What Were They Thinking?

Posted November 11, 2021
By Danielle S. McLaughlin

Sometimes, you just have to wonder what is happening in Canada’s schools. As it turns out, October was quite the month for people who think about freedom of expression in education. Actually, it seems to have been a prize month for some people who don’t spend much time thinking at all.

In October, the Waterloo Regional District School Board announced its decision to examine all elementary and secondary school libraries and then to “weed” them of “harmful” material. 

We don’t know, however, is what is meant by harm, and who gets to decide what stays and what goes. As usual, equity and diversity are mentioned as a rationale. It is easy to imagine that libraries would want to add books which contain, for example, diverse characters, and discussions about equity. It is a lot more difficult to imagine which books should be removed on this basis. Do we want to get rid of books that have only white characters? What about books that are about our long and inequitable history? Are there particular words we need to expunge?

We understand that libraries do not have infinite shelf space. If schools want to remove torn and tattered books, books that have more recent editions, multiple copies, or books with significant errors, these administrative and practical purposes make sense. If, however, the weeding removes books that met libraries' selection criteria in the past but contain controversial language no longer considered acceptable, or show certain groups of people in a negative light, what will the readers miss? Clearly, they won’t know. 

If you are unaware that something exists, you won’t be able to hate it, love it, write a thesis about it, or most importantly for schools, discuss it. Freedom of expression has two ends to it. It isn’t only about what we are able to express, it is also about our ability to see, hear, and read other people’s expression – and evaluate it in any fashion we choose.

But yes, some expression needs to be questioned. Consider the high school teacher who chose to appear in blackface in his classes during Halloween. He did not seem to be clear, when asked, what his costume was meant to portray – other than to say he thought it looked “cool.”

I do not think we even need to know about the diversity of his school’s population to think that something is very wrong with this teacher’s judgment. Yes, it was a racist act, but honestly, how did he even get to class dressed like that? Surely other adults must have noticed his appearance that morning. The students certainly did. Several phoned their families, complained to the principal and there were a few photos taken too. The principal has apologized to the school community and the teacher is on home assignment duty. Even if he could somehow show that his intent was not what it appeared to be (was he trying to dress as a bat?) his serious lack of judgment makes one wonder what else was happening in his classroom.

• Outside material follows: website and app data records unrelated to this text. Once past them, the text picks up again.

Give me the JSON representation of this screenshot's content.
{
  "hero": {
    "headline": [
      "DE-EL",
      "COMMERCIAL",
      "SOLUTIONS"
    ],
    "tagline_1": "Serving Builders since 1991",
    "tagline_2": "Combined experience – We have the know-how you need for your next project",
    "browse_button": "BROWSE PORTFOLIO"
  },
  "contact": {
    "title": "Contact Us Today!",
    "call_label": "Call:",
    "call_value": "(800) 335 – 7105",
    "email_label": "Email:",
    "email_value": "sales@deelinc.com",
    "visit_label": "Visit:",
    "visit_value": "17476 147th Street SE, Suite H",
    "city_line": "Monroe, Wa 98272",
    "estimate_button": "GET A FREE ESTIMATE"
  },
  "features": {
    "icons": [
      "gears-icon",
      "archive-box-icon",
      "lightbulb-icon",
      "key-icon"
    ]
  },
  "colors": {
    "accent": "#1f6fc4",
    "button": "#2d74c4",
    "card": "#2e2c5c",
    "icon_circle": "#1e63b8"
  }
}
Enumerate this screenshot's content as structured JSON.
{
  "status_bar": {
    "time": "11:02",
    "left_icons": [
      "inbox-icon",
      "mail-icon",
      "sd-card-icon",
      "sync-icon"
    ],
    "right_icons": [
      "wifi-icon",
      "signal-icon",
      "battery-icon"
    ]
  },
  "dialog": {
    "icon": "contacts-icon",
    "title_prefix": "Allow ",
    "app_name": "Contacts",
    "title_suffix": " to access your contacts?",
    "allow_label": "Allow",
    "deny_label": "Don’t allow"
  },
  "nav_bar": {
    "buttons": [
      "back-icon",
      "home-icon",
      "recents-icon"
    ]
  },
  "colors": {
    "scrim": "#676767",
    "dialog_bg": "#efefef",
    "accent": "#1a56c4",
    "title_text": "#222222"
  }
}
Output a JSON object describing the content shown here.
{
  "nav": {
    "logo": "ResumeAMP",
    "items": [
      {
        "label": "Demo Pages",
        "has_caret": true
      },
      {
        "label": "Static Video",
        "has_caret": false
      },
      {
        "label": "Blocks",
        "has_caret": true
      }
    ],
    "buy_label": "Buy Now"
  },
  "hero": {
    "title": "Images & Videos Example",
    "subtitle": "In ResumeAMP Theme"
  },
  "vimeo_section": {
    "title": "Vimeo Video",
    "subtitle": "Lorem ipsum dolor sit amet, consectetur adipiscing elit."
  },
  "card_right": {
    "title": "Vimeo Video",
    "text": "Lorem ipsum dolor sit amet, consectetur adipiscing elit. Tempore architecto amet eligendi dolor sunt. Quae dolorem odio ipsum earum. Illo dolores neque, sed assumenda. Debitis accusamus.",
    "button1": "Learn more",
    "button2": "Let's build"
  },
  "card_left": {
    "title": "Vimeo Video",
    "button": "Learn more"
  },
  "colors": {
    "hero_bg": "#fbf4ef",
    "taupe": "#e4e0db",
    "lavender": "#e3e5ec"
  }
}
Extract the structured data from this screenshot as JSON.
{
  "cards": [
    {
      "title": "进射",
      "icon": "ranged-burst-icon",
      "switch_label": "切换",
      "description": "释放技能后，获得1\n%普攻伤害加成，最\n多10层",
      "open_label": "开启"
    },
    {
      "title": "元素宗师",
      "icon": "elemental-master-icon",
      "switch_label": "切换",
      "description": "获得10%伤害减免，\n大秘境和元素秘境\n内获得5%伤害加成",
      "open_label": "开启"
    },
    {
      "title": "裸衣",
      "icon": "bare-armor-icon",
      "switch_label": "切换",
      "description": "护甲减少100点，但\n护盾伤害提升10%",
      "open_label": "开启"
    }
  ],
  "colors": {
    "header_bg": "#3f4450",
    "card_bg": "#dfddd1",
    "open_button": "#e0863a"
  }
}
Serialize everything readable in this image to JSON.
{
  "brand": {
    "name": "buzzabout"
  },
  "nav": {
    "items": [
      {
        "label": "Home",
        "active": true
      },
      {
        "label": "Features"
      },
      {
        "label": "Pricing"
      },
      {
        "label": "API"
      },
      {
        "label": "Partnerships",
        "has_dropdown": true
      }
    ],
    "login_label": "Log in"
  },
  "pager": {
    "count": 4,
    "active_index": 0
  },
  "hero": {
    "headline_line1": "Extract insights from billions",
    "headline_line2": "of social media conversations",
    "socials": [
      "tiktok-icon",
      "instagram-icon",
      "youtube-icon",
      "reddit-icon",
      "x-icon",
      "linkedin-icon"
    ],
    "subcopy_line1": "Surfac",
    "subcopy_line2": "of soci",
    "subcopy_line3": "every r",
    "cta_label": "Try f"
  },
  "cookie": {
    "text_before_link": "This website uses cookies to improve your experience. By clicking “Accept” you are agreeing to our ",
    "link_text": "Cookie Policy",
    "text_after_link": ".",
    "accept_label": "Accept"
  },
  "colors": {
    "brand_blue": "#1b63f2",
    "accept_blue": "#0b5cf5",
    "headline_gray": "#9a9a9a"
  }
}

Now we come to another teacher who has appeared in the media. Evidently, she has been teaching a book that contains the kind of language that would likely get it removed from school libraries in the Waterloo Region. The teacher was explaining to her grade 8 students that Agatha Christie’s And Then There Were None had been published under two previous titles, both of which are now unacceptable. She was also warning her students that the “N” word (used in one of the book’s earlier titles) is also found in the text. Her error, however, was to speak full word.

A student of colour was so upset to hear this word that she has been staying at home since the event. Was she upset to hear the word from the mouth of her white teacher, to hear it at all, or to know that the class would be reading a book that contained this language? 

The school has decided to remove the book from its curriculum. What else will be removed? Some have called for books by Joseph Conrad (author of The N… of the Narcissus), and Mark Twain, among others, to be permanently removed from curricula and school libraries. All of these writers (and quite a few others) use this forbidden word.

In the U.S., there is now a movement to ban “critical race theory” from being taught in schools. It isn’t actually being taught in elementary and high schools. These critics of CRT want to remove all mention of race and racism. Some of these critics are basically racist, and other believe that if race and racism are never mentioned, the problem will magically disappear, it will simply go away. It won’t. That teacher who says, “I don’t see colour, I only see children,” is deluding herself and insulting her students. When do kids learn about race? As soon as they hear their first racist remark – often before they are old enough to go to school.

If we cannot teach and learn about the power of words, if we cannot explore the history of race and racism, if there is no context brought to the differences in our communities, we should expect to find more people like the teacher who chose to wear blackface to school because he did not understand that there was a problem with doing so.